• **EXERCISE**: Provide only the number of lines in the following data that contain "square".
(MATERIAL SHOWN begins)
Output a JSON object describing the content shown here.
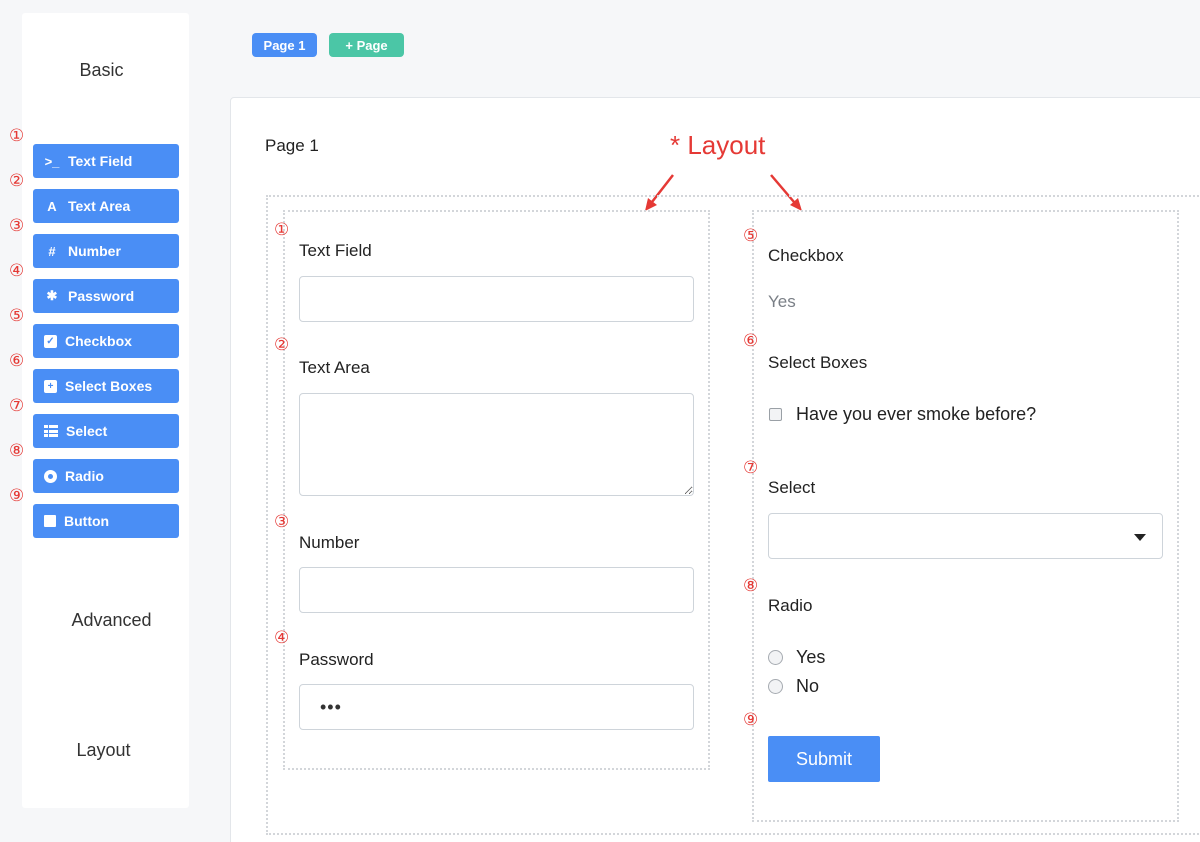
{
  "sidebar": {
    "groups": {
      "basic": "Basic",
      "advanced": "Advanced",
      "layout": "Layout"
    },
    "components": [
      {
        "num": "①",
        "label": "Text Field",
        "icon": "terminal-icon"
      },
      {
        "num": "②",
        "label": "Text Area",
        "icon": "font-icon"
      },
      {
        "num": "③",
        "label": "Number",
        "icon": "hash-icon"
      },
      {
        "num": "④",
        "label": "Password",
        "icon": "asterisk-icon"
      },
      {
        "num": "⑤",
        "label": "Checkbox",
        "icon": "check-square-icon"
      },
      {
        "num": "⑥",
        "label": "Select Boxes",
        "icon": "plus-square-icon"
      },
      {
        "num": "⑦",
        "label": "Select",
        "icon": "th-list-icon"
      },
      {
        "num": "⑧",
        "label": "Radio",
        "icon": "dot-circle-icon"
      },
      {
        "num": "⑨",
        "label": "Button",
        "icon": "stop-icon"
      }
    ],
    "icon_glyphs": {
      "terminal": ">_",
      "font": "A",
      "hash": "#",
      "asterisk": "✱",
      "check": "✓",
      "plus": "+"
    }
  },
  "tabs": {
    "page1": "Page 1",
    "add": "+ Page"
  },
  "main": {
    "page_title": "Page 1",
    "annotation": "* Layout",
    "left": {
      "text_field": {
        "num": "①",
        "label": "Text Field",
        "value": ""
      },
      "text_area": {
        "num": "②",
        "label": "Text Area",
        "value": ""
      },
      "number": {
        "num": "③",
        "label": "Number",
        "value": ""
      },
      "password": {
        "num": "④",
        "label": "Password",
        "value": "•••"
      }
    },
    "right": {
      "checkbox": {
        "num": "⑤",
        "label": "Checkbox",
        "value_text": "Yes"
      },
      "select_boxes": {
        "num": "⑥",
        "label": "Select Boxes",
        "option": "Have you ever smoke before?"
      },
      "select": {
        "num": "⑦",
        "label": "Select",
        "value": ""
      },
      "radio": {
        "num": "⑧",
        "label": "Radio",
        "options": [
          "Yes",
          "No"
        ]
      },
      "button": {
        "num": "⑨",
        "label": "Submit"
      }
    }
  },
  "colors": {
    "primary": "#4a8ef5",
    "add_tab": "#4bc6a6",
    "annotation": "#e53935"
  }
}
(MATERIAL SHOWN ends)
• **ANSWER BOX**: 2